__WORK REQUEST__. Go through the lines below and tally each one holding "illustration". Write only the total.

::: INFORMATION GIVEN

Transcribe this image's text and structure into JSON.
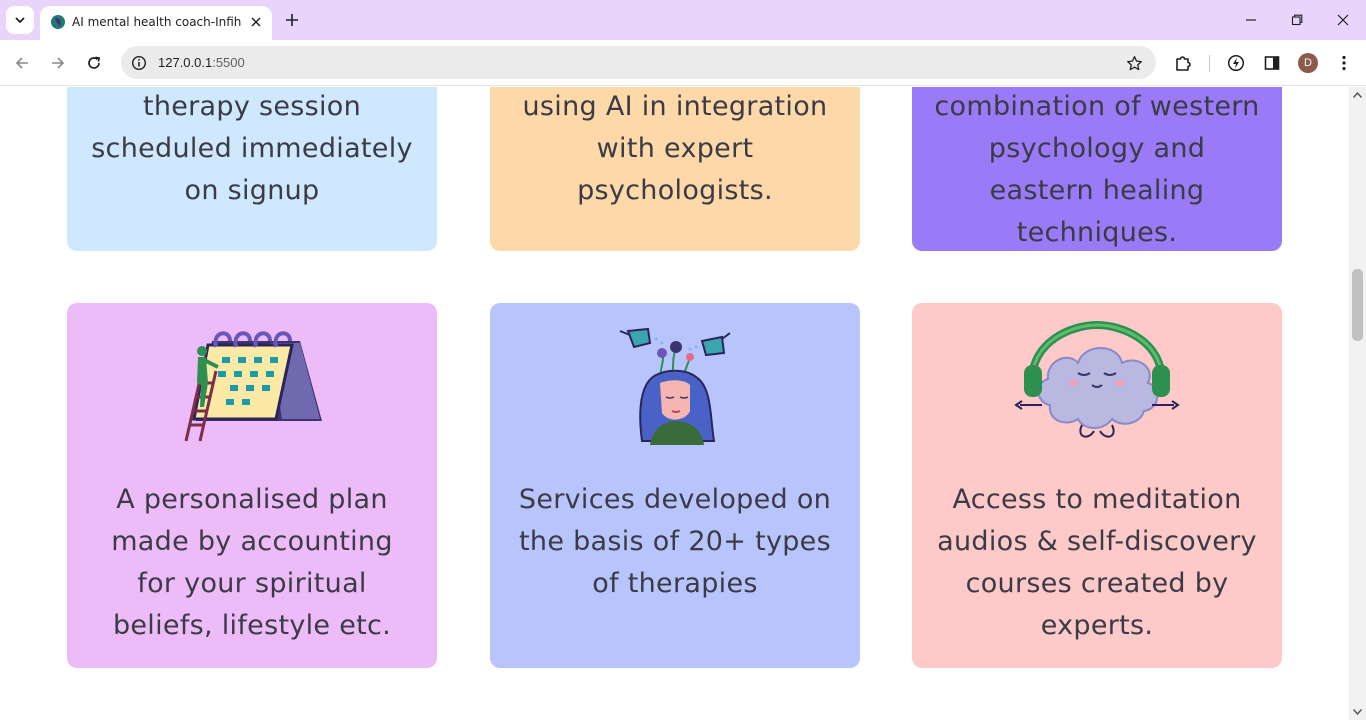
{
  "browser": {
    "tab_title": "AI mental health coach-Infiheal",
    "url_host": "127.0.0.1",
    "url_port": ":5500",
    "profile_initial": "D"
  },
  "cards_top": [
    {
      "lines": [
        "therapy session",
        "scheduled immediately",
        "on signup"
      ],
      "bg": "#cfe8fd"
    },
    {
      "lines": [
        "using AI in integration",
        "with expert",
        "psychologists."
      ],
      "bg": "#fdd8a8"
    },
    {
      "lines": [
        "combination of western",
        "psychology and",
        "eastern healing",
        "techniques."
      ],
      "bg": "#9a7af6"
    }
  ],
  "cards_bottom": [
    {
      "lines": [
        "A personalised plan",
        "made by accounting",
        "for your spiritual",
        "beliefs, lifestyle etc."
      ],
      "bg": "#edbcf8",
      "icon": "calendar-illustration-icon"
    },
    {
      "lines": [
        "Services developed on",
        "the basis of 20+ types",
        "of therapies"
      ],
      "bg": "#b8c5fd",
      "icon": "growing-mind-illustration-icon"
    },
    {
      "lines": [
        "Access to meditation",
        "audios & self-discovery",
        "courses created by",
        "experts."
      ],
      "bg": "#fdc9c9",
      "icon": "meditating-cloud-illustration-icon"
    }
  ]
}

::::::
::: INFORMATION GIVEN

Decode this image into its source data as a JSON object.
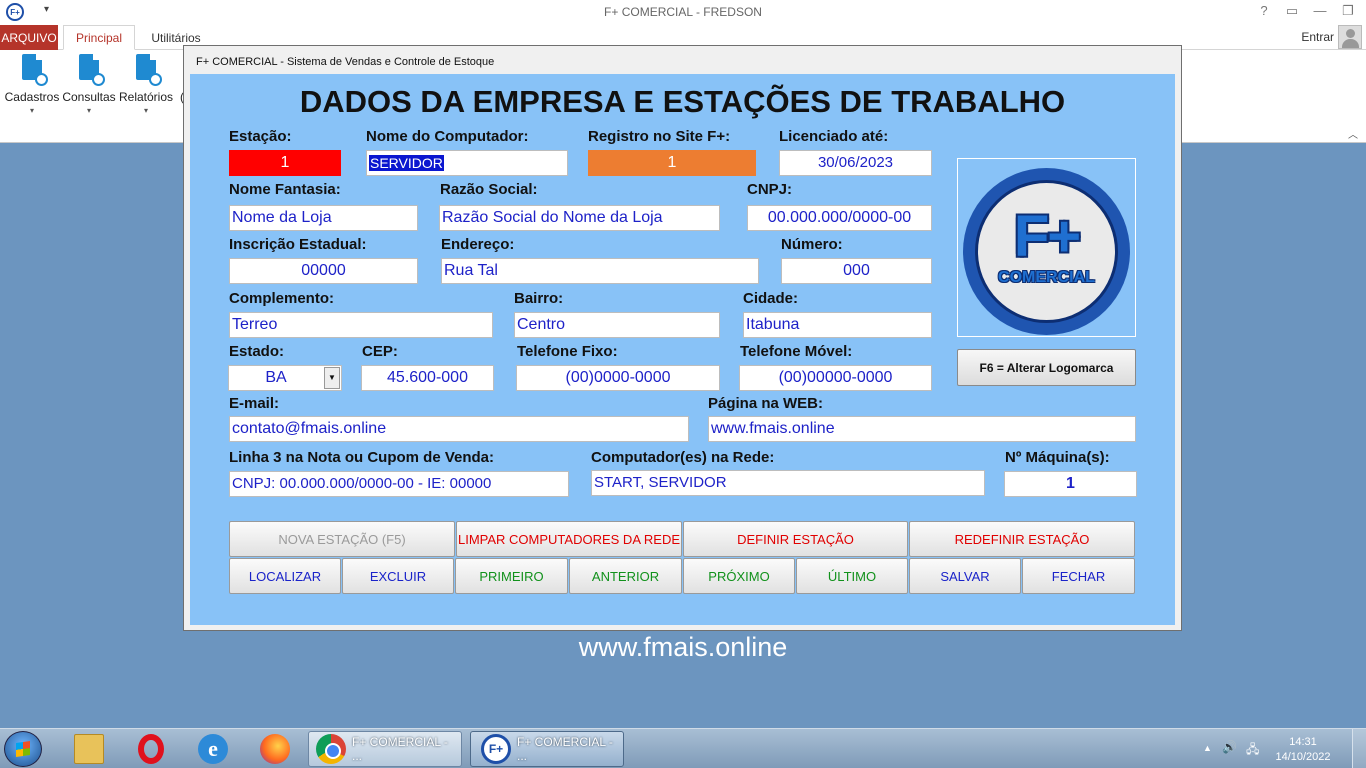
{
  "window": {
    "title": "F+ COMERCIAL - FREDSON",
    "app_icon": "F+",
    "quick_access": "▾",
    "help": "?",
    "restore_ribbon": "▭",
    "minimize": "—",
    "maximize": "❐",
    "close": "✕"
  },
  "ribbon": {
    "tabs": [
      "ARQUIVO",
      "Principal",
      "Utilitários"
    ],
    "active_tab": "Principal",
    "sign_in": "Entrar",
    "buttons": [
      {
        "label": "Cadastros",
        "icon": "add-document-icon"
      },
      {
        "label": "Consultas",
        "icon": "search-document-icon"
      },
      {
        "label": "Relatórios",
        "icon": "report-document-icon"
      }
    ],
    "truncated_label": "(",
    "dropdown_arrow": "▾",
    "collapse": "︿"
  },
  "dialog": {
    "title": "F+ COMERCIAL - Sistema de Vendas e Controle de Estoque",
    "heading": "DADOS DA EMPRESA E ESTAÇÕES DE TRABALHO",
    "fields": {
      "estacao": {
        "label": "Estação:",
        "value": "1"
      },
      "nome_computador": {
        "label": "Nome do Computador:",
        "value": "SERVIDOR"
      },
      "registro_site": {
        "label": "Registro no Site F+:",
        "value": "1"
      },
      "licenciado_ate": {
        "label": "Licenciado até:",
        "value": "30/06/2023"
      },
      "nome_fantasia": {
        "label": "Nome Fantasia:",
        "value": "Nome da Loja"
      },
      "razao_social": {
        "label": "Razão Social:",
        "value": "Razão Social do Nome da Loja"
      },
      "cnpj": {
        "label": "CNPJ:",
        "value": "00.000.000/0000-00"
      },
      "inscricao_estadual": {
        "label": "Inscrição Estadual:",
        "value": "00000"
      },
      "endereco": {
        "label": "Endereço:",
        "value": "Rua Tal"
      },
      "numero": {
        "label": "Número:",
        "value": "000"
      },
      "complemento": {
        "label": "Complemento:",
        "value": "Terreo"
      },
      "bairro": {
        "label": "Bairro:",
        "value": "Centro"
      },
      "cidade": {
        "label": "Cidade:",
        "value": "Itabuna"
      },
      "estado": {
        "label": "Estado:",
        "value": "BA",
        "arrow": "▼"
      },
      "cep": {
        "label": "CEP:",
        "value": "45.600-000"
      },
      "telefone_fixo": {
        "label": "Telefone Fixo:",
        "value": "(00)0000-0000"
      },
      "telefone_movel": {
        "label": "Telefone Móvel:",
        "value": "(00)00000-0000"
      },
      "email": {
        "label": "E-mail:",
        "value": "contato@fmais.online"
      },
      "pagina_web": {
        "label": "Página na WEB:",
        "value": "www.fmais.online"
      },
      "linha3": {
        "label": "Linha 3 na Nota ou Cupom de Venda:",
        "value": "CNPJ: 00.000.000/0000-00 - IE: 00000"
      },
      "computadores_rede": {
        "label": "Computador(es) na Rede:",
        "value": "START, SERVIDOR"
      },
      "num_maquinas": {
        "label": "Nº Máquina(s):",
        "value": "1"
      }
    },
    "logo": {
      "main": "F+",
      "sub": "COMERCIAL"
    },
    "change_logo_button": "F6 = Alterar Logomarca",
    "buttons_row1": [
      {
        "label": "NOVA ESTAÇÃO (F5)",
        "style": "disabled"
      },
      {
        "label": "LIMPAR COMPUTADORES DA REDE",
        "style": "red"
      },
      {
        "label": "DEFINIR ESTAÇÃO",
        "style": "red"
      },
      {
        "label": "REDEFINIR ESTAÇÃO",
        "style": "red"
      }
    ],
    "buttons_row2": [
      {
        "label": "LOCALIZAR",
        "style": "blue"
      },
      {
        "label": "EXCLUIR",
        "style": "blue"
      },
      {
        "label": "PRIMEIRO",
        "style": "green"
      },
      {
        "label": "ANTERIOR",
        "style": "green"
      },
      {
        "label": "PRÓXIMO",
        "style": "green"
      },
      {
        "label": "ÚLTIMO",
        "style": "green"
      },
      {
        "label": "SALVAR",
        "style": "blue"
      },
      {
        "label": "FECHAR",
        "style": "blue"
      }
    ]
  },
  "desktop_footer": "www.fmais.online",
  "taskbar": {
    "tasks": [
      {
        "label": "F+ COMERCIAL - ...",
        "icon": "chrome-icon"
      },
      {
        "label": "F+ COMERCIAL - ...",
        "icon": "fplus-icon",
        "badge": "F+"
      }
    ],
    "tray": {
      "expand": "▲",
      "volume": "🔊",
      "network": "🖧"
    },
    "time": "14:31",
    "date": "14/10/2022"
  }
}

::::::
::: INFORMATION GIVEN

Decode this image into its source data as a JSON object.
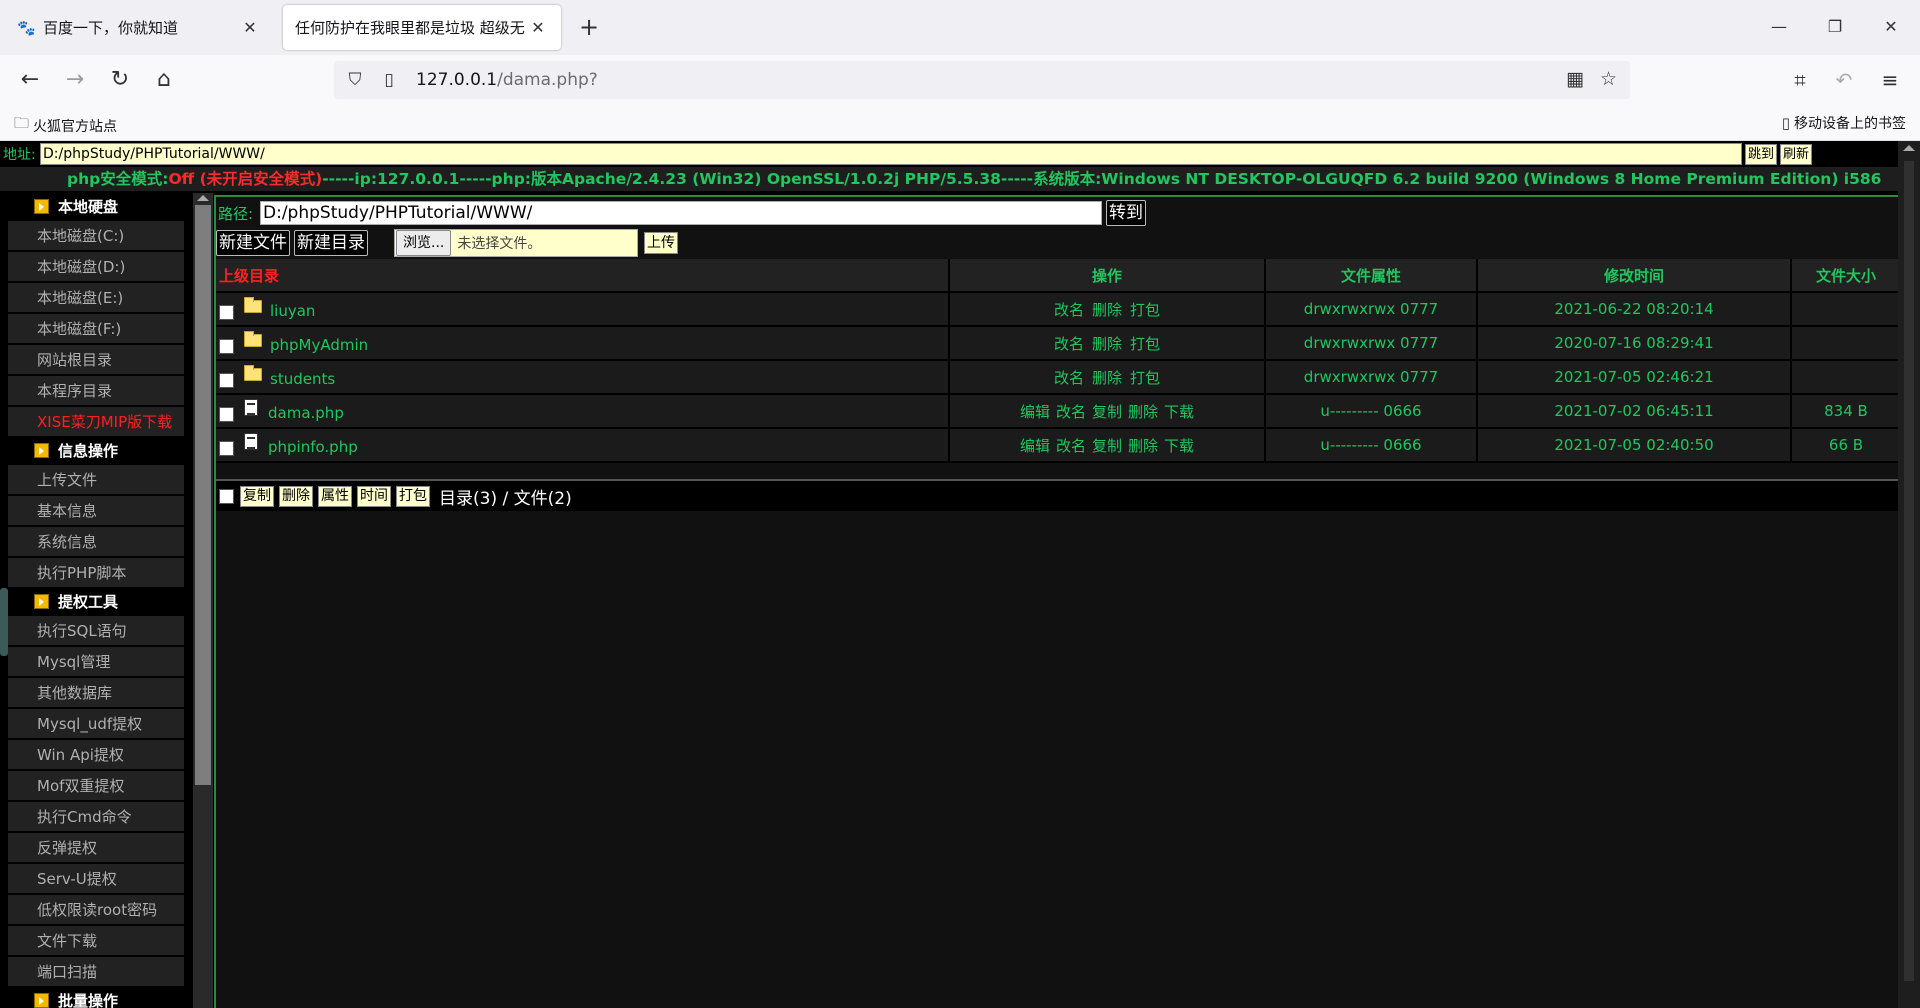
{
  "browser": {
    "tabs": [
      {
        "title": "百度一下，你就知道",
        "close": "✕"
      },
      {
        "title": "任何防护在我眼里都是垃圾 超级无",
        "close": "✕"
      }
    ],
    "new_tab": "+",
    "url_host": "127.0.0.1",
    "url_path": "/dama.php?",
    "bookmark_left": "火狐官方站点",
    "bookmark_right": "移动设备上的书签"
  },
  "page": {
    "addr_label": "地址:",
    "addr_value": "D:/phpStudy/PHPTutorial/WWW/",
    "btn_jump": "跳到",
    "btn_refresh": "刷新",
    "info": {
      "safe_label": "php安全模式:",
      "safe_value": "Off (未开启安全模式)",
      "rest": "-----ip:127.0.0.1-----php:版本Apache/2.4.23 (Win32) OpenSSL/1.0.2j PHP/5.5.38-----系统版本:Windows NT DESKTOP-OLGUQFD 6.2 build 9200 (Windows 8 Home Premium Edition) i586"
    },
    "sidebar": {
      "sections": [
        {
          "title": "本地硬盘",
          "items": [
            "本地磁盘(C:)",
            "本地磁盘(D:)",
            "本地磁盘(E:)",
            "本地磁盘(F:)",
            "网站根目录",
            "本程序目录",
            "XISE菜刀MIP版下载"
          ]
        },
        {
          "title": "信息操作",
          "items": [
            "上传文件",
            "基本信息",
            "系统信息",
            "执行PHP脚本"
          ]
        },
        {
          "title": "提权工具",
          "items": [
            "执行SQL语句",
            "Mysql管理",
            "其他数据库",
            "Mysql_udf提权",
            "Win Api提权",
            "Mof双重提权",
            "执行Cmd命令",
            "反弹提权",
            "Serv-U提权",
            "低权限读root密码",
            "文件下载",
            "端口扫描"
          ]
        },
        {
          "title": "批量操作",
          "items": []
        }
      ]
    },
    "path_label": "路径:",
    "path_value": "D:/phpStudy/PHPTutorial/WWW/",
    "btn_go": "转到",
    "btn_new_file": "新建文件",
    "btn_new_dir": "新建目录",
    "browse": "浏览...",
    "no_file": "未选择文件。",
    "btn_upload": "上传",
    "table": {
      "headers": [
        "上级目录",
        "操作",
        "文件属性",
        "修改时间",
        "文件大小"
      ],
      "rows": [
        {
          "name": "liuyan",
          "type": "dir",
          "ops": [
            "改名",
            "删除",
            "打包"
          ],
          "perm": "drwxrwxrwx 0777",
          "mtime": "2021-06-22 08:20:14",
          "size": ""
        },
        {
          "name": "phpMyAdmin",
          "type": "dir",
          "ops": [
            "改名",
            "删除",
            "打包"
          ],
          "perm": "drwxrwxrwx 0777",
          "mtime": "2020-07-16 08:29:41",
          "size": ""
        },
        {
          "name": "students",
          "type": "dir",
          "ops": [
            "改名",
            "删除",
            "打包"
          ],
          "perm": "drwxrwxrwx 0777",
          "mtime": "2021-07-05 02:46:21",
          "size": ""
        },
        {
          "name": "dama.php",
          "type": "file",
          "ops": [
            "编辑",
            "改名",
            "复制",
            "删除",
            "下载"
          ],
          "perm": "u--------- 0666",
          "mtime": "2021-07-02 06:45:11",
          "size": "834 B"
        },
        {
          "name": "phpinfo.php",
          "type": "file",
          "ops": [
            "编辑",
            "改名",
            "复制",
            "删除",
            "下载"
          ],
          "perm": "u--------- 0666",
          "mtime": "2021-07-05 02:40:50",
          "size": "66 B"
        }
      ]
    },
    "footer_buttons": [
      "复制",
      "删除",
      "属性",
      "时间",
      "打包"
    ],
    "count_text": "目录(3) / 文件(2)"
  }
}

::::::

__ANSWER BOX__. 3